-- EXERCISE AIM --
Reproduce each line from the records that holds "Windows".

-- RECORDS PROVIDED --
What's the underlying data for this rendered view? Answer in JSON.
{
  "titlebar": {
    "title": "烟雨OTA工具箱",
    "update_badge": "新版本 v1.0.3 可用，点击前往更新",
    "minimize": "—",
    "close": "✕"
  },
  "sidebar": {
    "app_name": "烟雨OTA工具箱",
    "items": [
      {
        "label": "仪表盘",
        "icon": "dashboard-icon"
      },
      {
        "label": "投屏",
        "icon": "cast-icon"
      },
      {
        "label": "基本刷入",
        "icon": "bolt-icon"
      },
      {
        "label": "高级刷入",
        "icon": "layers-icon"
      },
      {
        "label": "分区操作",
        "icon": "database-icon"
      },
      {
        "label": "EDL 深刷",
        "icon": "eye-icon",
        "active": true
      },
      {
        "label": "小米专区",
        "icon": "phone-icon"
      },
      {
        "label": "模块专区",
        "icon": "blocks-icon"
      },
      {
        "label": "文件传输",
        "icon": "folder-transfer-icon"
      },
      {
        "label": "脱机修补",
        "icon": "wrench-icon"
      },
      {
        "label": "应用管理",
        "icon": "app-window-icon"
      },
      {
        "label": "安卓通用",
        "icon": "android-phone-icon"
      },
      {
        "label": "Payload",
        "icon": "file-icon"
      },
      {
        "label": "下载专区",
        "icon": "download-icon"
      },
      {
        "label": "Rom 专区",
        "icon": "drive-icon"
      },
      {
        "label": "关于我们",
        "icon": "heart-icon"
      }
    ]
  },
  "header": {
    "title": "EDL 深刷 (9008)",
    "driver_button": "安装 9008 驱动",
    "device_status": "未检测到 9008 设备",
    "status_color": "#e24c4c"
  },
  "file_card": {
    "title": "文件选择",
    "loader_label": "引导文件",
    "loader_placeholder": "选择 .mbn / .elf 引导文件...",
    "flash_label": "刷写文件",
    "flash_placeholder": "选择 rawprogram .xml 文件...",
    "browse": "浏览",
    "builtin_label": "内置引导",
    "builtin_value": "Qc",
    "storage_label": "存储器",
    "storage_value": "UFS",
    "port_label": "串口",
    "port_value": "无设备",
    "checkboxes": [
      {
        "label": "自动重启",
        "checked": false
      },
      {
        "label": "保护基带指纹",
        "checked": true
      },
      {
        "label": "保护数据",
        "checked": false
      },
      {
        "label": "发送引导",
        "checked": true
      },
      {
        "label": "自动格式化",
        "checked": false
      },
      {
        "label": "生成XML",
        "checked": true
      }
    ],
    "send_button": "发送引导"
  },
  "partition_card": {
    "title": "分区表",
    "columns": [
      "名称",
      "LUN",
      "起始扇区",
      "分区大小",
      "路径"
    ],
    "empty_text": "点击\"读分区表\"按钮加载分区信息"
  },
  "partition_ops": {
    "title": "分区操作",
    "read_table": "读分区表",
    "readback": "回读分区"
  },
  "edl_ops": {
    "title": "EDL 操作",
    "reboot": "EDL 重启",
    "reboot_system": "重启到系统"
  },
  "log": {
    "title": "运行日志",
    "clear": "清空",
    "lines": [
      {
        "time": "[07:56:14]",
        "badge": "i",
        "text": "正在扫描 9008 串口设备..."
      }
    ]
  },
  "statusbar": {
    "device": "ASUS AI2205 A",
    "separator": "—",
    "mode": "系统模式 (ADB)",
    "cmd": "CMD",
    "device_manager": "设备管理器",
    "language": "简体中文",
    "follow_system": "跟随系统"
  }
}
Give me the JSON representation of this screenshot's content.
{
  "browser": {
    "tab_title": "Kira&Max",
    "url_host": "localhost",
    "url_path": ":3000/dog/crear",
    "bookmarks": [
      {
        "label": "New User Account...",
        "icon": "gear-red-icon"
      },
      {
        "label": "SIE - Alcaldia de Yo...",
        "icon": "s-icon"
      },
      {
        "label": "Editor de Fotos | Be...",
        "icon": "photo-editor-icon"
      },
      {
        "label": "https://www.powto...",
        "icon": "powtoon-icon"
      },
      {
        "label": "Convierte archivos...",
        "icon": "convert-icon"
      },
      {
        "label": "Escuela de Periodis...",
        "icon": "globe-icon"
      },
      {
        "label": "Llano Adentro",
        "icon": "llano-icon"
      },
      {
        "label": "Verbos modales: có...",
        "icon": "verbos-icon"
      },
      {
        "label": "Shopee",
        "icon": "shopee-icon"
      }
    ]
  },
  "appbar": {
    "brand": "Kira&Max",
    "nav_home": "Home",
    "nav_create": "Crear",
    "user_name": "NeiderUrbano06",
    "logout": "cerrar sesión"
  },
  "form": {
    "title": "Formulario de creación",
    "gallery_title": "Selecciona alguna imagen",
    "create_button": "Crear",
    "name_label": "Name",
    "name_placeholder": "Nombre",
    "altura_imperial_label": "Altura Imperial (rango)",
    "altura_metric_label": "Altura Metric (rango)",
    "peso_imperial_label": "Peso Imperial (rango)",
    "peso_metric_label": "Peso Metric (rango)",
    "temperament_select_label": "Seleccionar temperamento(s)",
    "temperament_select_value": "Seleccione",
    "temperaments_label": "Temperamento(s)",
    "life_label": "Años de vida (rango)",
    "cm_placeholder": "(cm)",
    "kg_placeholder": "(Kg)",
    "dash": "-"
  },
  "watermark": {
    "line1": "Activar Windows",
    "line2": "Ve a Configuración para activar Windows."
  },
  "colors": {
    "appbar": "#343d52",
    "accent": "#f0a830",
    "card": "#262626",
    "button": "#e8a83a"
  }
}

-- ANSWER FOR THIS EXERCISE --
    "line1": "Activar Windows",
    "line2": "Ve a Configuración para activar Windows."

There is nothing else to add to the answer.